Turn Your Commute Into Training
Turn Your Commute Into Training
Coaches Agree Utility Cycling is a Secret Sauce
There are a lot of good coaches and personal trainers around Boston. I love to bounce stuff off Greg Oravetz at Belmont Wheelworks. He can go on and on about heart rate and wattage and rest cycles and PRE and FTP and HIIT like most coaches.
But, Oravetz has something few of the other such coaches have: a modest Wikipedia page. Few realize this quiet guy was U.S. pro road champion in 1989 and raced at the highest level in Europe and served as a lieutenant to Greg LeMond when American road cycling surged in popularity. Magazines occasionally seek him out.
During a recent exchange laced with data and charts a pearl emerged: “Most charity riders need to simply commute for a year and lose weight,” Oravetz said plainly.
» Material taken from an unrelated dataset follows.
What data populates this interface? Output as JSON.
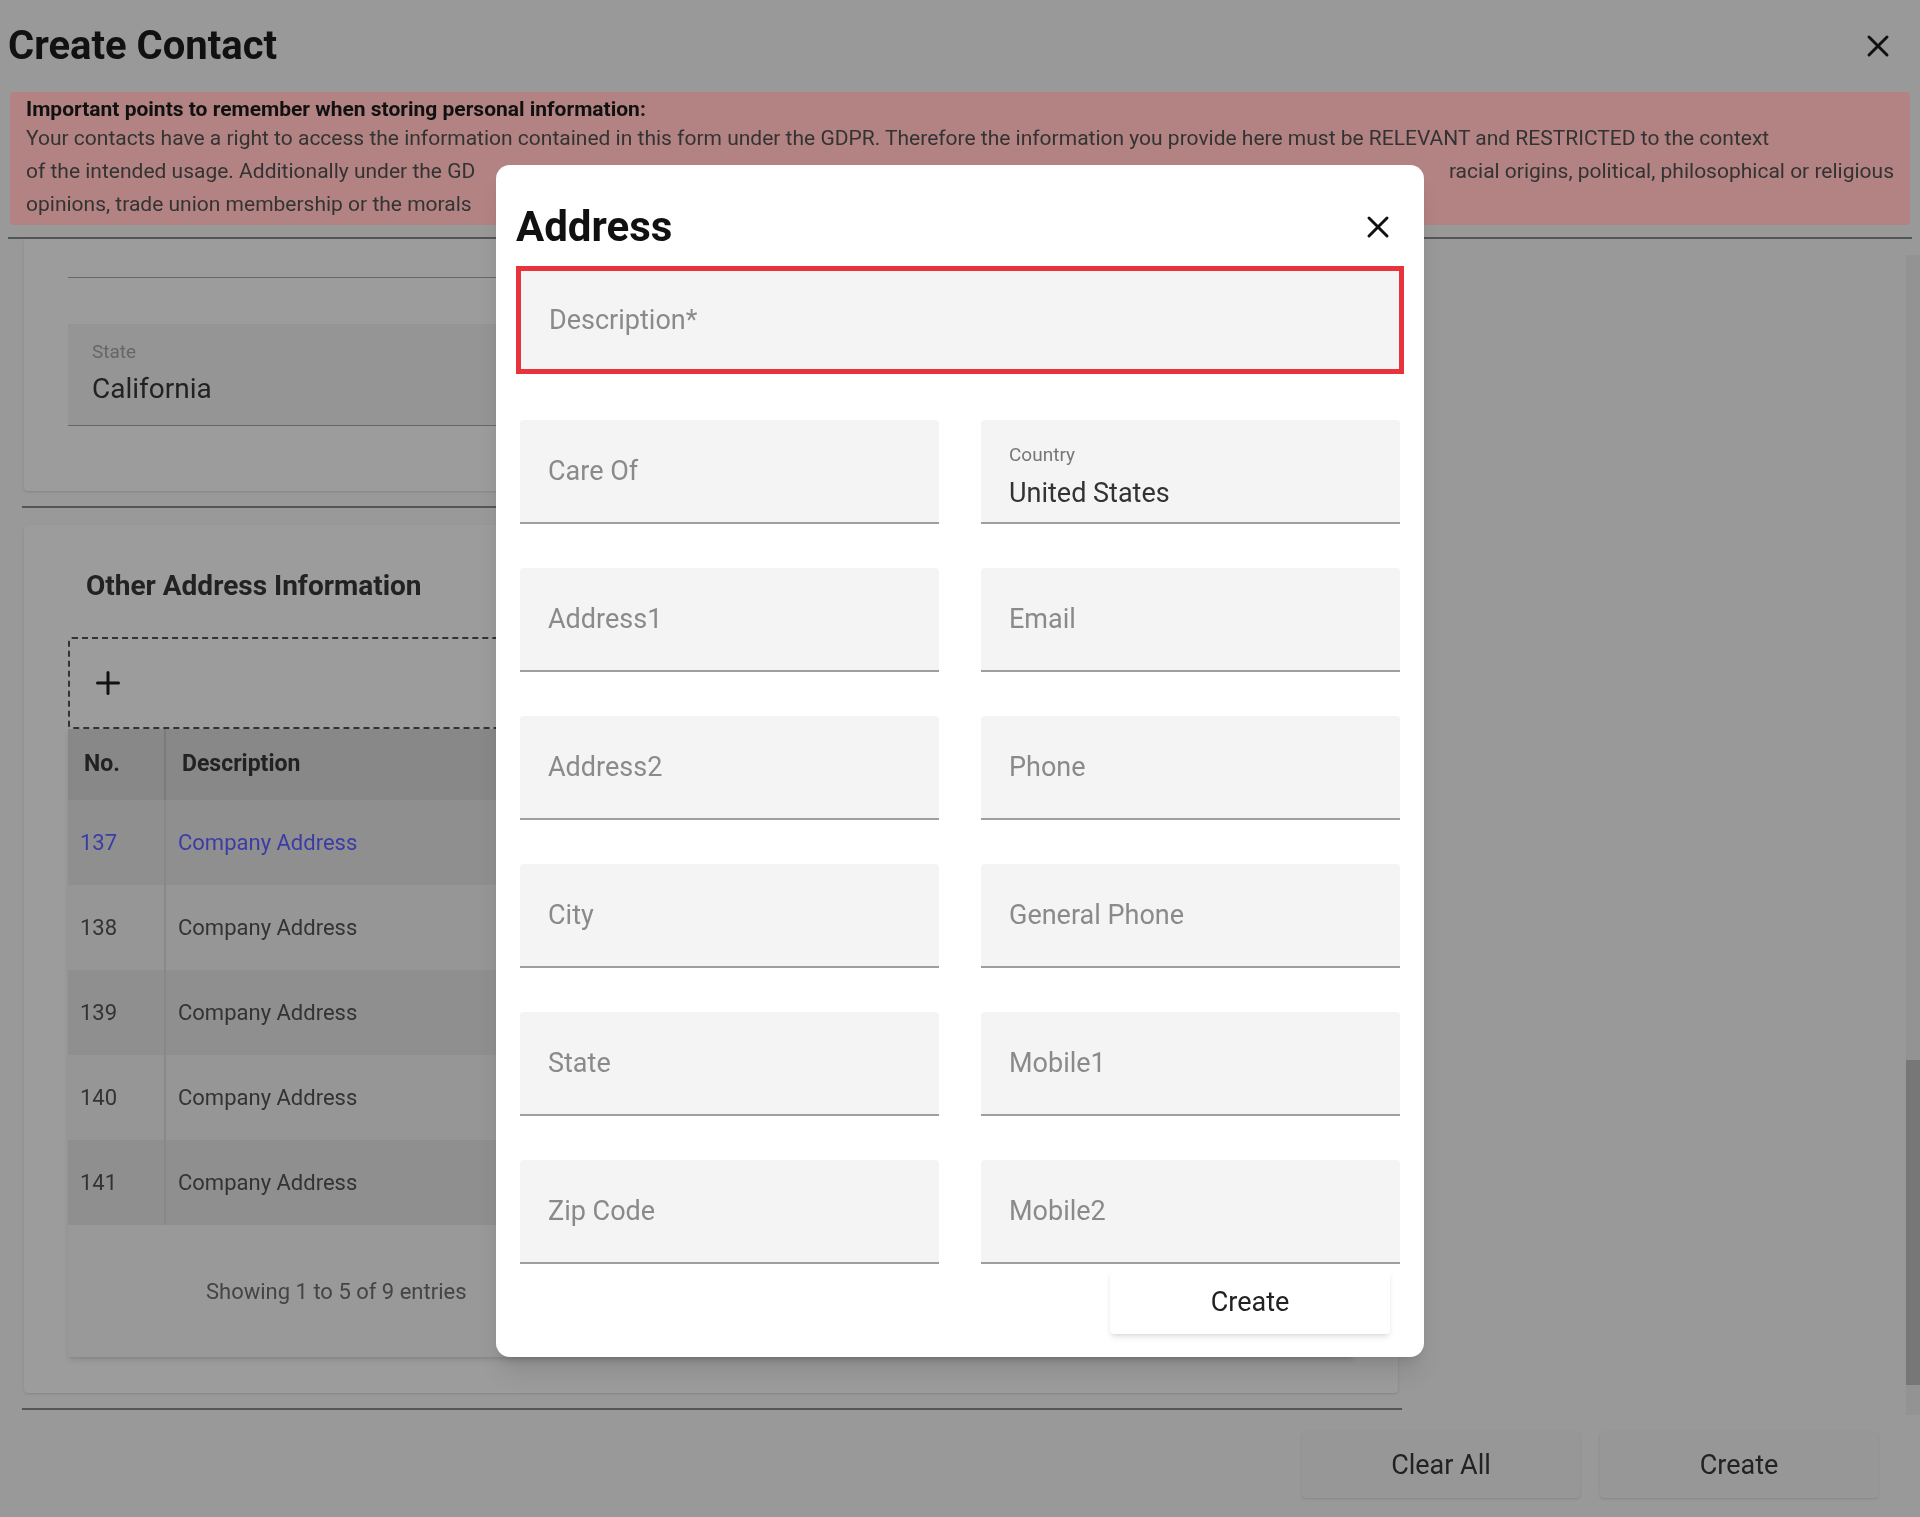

With the advent of bike infrastructure in most American metro areas, bicycle commuting is increasingly comfortable. Bike commuting saves you a lot of money, burns calories, and supplements your training. Recent studies show bicycle commuters to be not just healthier but happier. While most people are stuck in traffic, a bike commuter is getting really valuable training time. And what is the most physiologically important part of this ride? The complete stops.
“I find that commuting in and out of Boston is great for criteriums and cyclo-cross because I do something like 40-70 intervals per ride accelerating away from stop lights,” said Eric Carlson, a Best Buddies Domestique, who has been riding and racing for 30 years. He also commutes year round. “And they aren’t the normal 3x3x3 intervals either. It’s complete stop to full speed and back depending on a light cycle. I average 10 minutes of stopped time during a one hour commute so somehow that’s how many lights I catch.”
While I’ve always held a curmudgeonly attitude about data-crazed novices, I’ve had to delve into training theory to better enumerate what I feel. With that I strapped on a heart rate monitor for a recent commute into and out of Boston.
Wearing a backpack and riding “Snowy” my beloved steel commuting bike, I tumbled into Boston for some meetings and errands. And a few hours later, I returned home. My route uses one of the emerging networks of rail trails and also some heavily cycled corridors through Cambridge, Somerville and Boston.
Then I looked at the data. Here is the ride INTO Boston:
Note the bike path enables a sustained effort but once in the city the speed and heart rate start to spike and drop due to the intersections. But also note how easy I traveled given the ride is largely downhill and typically offers a tailwind. The average speed is just 13.7 mph and the max is just 23.9 mph. My average heart rate is just 112 and the max is just 141. (The wattage is estimated.)
Then I returned home, with the urban riding followed by the sustained effort on the bike path. Here is that file of my ride OUT of Boston:
Note there is a key difference. I did that return ride in the dark with good lights and bright clothing. There is a lot less traffic so my initial miles in the city allow me to ride a touch harder and faster. Riding home I need not worry about showing up sweaty or winded. Note the average speed is 14.7 mph but the max speed, even though most of the ride ramps up in elevation, was 28.4. Of particular note are those long heart rate plateaus near the end. I strove to put myself in what coaches call the “sweet” spot of training, which is sit at about 90 percent of your sustainable effort. (for data freaks, that would be 253 watts for me or 153 bpm on my heart rate). And I held it. After a short rest between two intersections, I then ramped it up to finish with my highest heart rate of the evening at the very end. Of particular note is all those spikes in the line. Were I to pay $100 to a personal trainer, they would likely prescribe just such a plan for an hour.
But this was not a “workout”. This was simply a busy guy with a job, spouse, kids, civic duties and not a whole lot of time simply getting home. So the time most people spend that hour sitting in traffic or transit, breathing bad air, under stress, and frustrated I’m getting in my training. I did two of those sessions per weekday.
May is National Bike Month. There are loads of corporate commuter challenges out there. It’s the perfect time to start your utility cycling and get read for the Best Buddies Challenge.
Richard Fries is the Director of Cycling Experience for the Best Buddies Challenges. With more than 40 years experience, he has been a racer, commuter, tourist, promoter, advocate, journalist and commentator on the sport and lifestyle of cycling. Having raced at the professional level both in America and Europe, Fries is well known as a race announcer having called countless USA Cycling National Championships, World Cups, and UCI World Championships. But he is also a tireless advocate having recently served as the executive director of MassBike. You can follow him on Strava to learn more.